Can you wonder that she crept into her bed every night with pains and lameness in every joint ?—that she aged so, that, at thirty-eight, you would have thought her over fifty ?—that she wore habitually that crushed, sad, weary look, as though life were very burdensome, and the grave would not be so very dreary when she laid down in it r
And yet no poet has ever written upon this theme I Possibly it is far too prosaic for them. Now and then some English tourist, who has been received into the families of affluence this side the water, chronicles a paragraph complimentary to " the delicate, spirit nelle loveliness of American girls," so different from the beef and beer solidity of the women of his own nation, and adds: "They fade early, and yet usually attain a long life; from which fact we may conclude that they possess elastic frames and strong, wiry constitutions."
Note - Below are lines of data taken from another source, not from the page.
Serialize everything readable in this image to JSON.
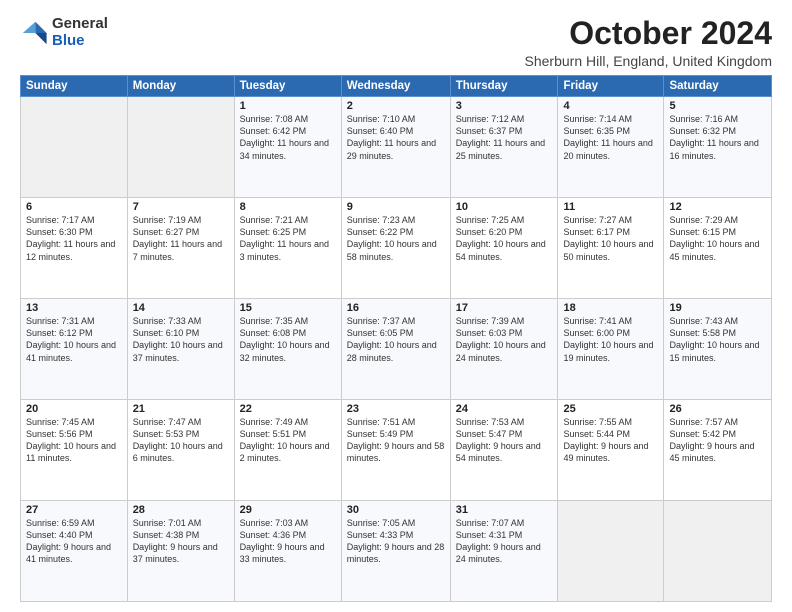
{
  "logo": {
    "general": "General",
    "blue": "Blue"
  },
  "title": "October 2024",
  "location": "Sherburn Hill, England, United Kingdom",
  "days_of_week": [
    "Sunday",
    "Monday",
    "Tuesday",
    "Wednesday",
    "Thursday",
    "Friday",
    "Saturday"
  ],
  "weeks": [
    [
      {
        "day": "",
        "detail": ""
      },
      {
        "day": "",
        "detail": ""
      },
      {
        "day": "1",
        "detail": "Sunrise: 7:08 AM\nSunset: 6:42 PM\nDaylight: 11 hours and 34 minutes."
      },
      {
        "day": "2",
        "detail": "Sunrise: 7:10 AM\nSunset: 6:40 PM\nDaylight: 11 hours and 29 minutes."
      },
      {
        "day": "3",
        "detail": "Sunrise: 7:12 AM\nSunset: 6:37 PM\nDaylight: 11 hours and 25 minutes."
      },
      {
        "day": "4",
        "detail": "Sunrise: 7:14 AM\nSunset: 6:35 PM\nDaylight: 11 hours and 20 minutes."
      },
      {
        "day": "5",
        "detail": "Sunrise: 7:16 AM\nSunset: 6:32 PM\nDaylight: 11 hours and 16 minutes."
      }
    ],
    [
      {
        "day": "6",
        "detail": "Sunrise: 7:17 AM\nSunset: 6:30 PM\nDaylight: 11 hours and 12 minutes."
      },
      {
        "day": "7",
        "detail": "Sunrise: 7:19 AM\nSunset: 6:27 PM\nDaylight: 11 hours and 7 minutes."
      },
      {
        "day": "8",
        "detail": "Sunrise: 7:21 AM\nSunset: 6:25 PM\nDaylight: 11 hours and 3 minutes."
      },
      {
        "day": "9",
        "detail": "Sunrise: 7:23 AM\nSunset: 6:22 PM\nDaylight: 10 hours and 58 minutes."
      },
      {
        "day": "10",
        "detail": "Sunrise: 7:25 AM\nSunset: 6:20 PM\nDaylight: 10 hours and 54 minutes."
      },
      {
        "day": "11",
        "detail": "Sunrise: 7:27 AM\nSunset: 6:17 PM\nDaylight: 10 hours and 50 minutes."
      },
      {
        "day": "12",
        "detail": "Sunrise: 7:29 AM\nSunset: 6:15 PM\nDaylight: 10 hours and 45 minutes."
      }
    ],
    [
      {
        "day": "13",
        "detail": "Sunrise: 7:31 AM\nSunset: 6:12 PM\nDaylight: 10 hours and 41 minutes."
      },
      {
        "day": "14",
        "detail": "Sunrise: 7:33 AM\nSunset: 6:10 PM\nDaylight: 10 hours and 37 minutes."
      },
      {
        "day": "15",
        "detail": "Sunrise: 7:35 AM\nSunset: 6:08 PM\nDaylight: 10 hours and 32 minutes."
      },
      {
        "day": "16",
        "detail": "Sunrise: 7:37 AM\nSunset: 6:05 PM\nDaylight: 10 hours and 28 minutes."
      },
      {
        "day": "17",
        "detail": "Sunrise: 7:39 AM\nSunset: 6:03 PM\nDaylight: 10 hours and 24 minutes."
      },
      {
        "day": "18",
        "detail": "Sunrise: 7:41 AM\nSunset: 6:00 PM\nDaylight: 10 hours and 19 minutes."
      },
      {
        "day": "19",
        "detail": "Sunrise: 7:43 AM\nSunset: 5:58 PM\nDaylight: 10 hours and 15 minutes."
      }
    ],
    [
      {
        "day": "20",
        "detail": "Sunrise: 7:45 AM\nSunset: 5:56 PM\nDaylight: 10 hours and 11 minutes."
      },
      {
        "day": "21",
        "detail": "Sunrise: 7:47 AM\nSunset: 5:53 PM\nDaylight: 10 hours and 6 minutes."
      },
      {
        "day": "22",
        "detail": "Sunrise: 7:49 AM\nSunset: 5:51 PM\nDaylight: 10 hours and 2 minutes."
      },
      {
        "day": "23",
        "detail": "Sunrise: 7:51 AM\nSunset: 5:49 PM\nDaylight: 9 hours and 58 minutes."
      },
      {
        "day": "24",
        "detail": "Sunrise: 7:53 AM\nSunset: 5:47 PM\nDaylight: 9 hours and 54 minutes."
      },
      {
        "day": "25",
        "detail": "Sunrise: 7:55 AM\nSunset: 5:44 PM\nDaylight: 9 hours and 49 minutes."
      },
      {
        "day": "26",
        "detail": "Sunrise: 7:57 AM\nSunset: 5:42 PM\nDaylight: 9 hours and 45 minutes."
      }
    ],
    [
      {
        "day": "27",
        "detail": "Sunrise: 6:59 AM\nSunset: 4:40 PM\nDaylight: 9 hours and 41 minutes."
      },
      {
        "day": "28",
        "detail": "Sunrise: 7:01 AM\nSunset: 4:38 PM\nDaylight: 9 hours and 37 minutes."
      },
      {
        "day": "29",
        "detail": "Sunrise: 7:03 AM\nSunset: 4:36 PM\nDaylight: 9 hours and 33 minutes."
      },
      {
        "day": "30",
        "detail": "Sunrise: 7:05 AM\nSunset: 4:33 PM\nDaylight: 9 hours and 28 minutes."
      },
      {
        "day": "31",
        "detail": "Sunrise: 7:07 AM\nSunset: 4:31 PM\nDaylight: 9 hours and 24 minutes."
      },
      {
        "day": "",
        "detail": ""
      },
      {
        "day": "",
        "detail": ""
      }
    ]
  ]
}
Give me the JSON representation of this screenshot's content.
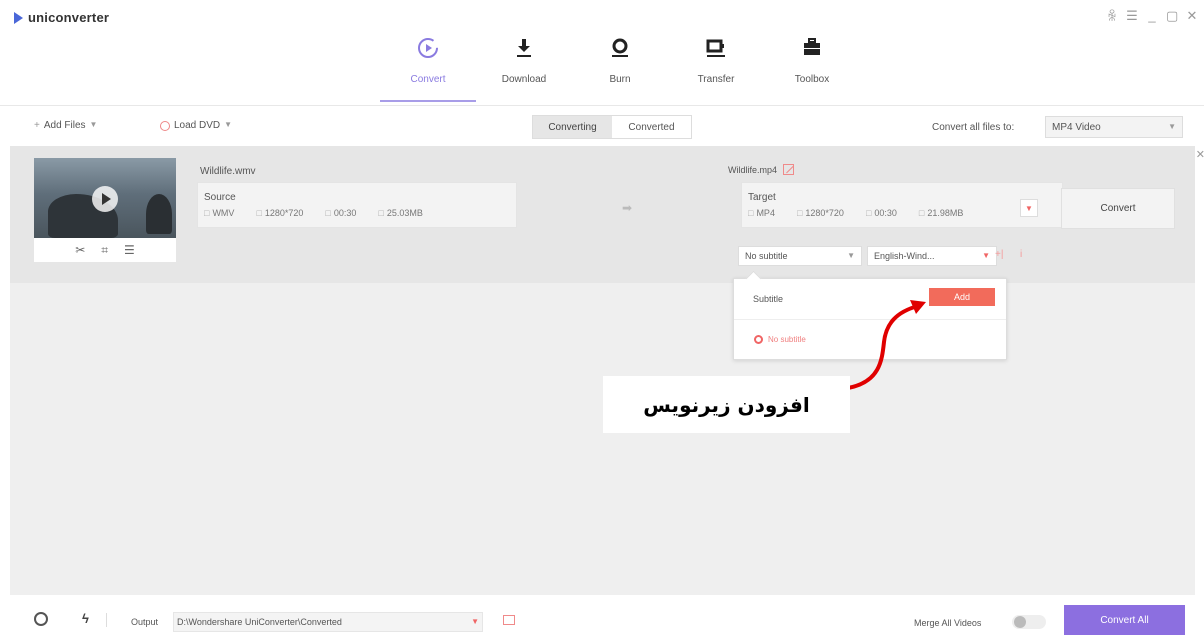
{
  "app": {
    "logo_text": "uniconverter"
  },
  "window_controls": [
    "ꆜ",
    "☰",
    "_",
    "▢",
    "✕"
  ],
  "nav": [
    {
      "label": "Convert",
      "icon": "convert-icon",
      "active": true
    },
    {
      "label": "Download",
      "icon": "download-icon",
      "active": false
    },
    {
      "label": "Burn",
      "icon": "burn-icon",
      "active": false
    },
    {
      "label": "Transfer",
      "icon": "transfer-icon",
      "active": false
    },
    {
      "label": "Toolbox",
      "icon": "toolbox-icon",
      "active": false
    }
  ],
  "toolbar": {
    "add_files": "Add Files",
    "load_dvd": "Load DVD",
    "tab_converting": "Converting",
    "tab_converted": "Converted",
    "convert_all_label": "Convert all files to:",
    "convert_all_value": "MP4 Video"
  },
  "file": {
    "source_name": "Wildlife.wmv",
    "source": {
      "title": "Source",
      "format": "WMV",
      "resolution": "1280*720",
      "duration": "00:30",
      "size": "25.03MB"
    },
    "target_name": "Wildlife.mp4",
    "target": {
      "title": "Target",
      "format": "MP4",
      "resolution": "1280*720",
      "duration": "00:30",
      "size": "21.98MB"
    },
    "convert_label": "Convert",
    "subtitle_value": "No subtitle",
    "audio_value": "English-Wind..."
  },
  "popup": {
    "label": "Subtitle",
    "add_label": "Add",
    "none_label": "No subtitle"
  },
  "annotation": {
    "text": "افزودن زیرنویس"
  },
  "bottom": {
    "output_label": "Output",
    "output_path": "D:\\Wondershare UniConverter\\Converted",
    "merge_label": "Merge All Videos",
    "convert_all_label": "Convert All"
  },
  "colors": {
    "accent": "#8c6fe0",
    "add_button": "#f26b5b",
    "annotation_arrow": "#e00000"
  }
}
Yes, "elastic" we know they must be, else they could never endure so long; but the bow, long strained, must break at last; and so these poor tired women go down to their graves, glad to And the rest they never had in life.
Isaac Morris was deacon of the "First Church"—one of the pillars of orthodoxy; but he worked his wife, his children, and hired men hard; and added farm to farm, acre to acre, and hundred after hundred to his gains.
On this August morning he looked frown* ingly on his wife as she entered the barn-yard. "It's later than usual, Hannah I The cows ought to a-been turned inter the lot before now, for it's the dew on the grass that makes the richest cream. Where's the hands? Abed yet? And the boys, too i That Tom has been huffy enough ever since the talk yesterday, because I wouldn't let him have his own way about that gambling-board, and he 's goin' to keep it up by layin' abed this mornin'; but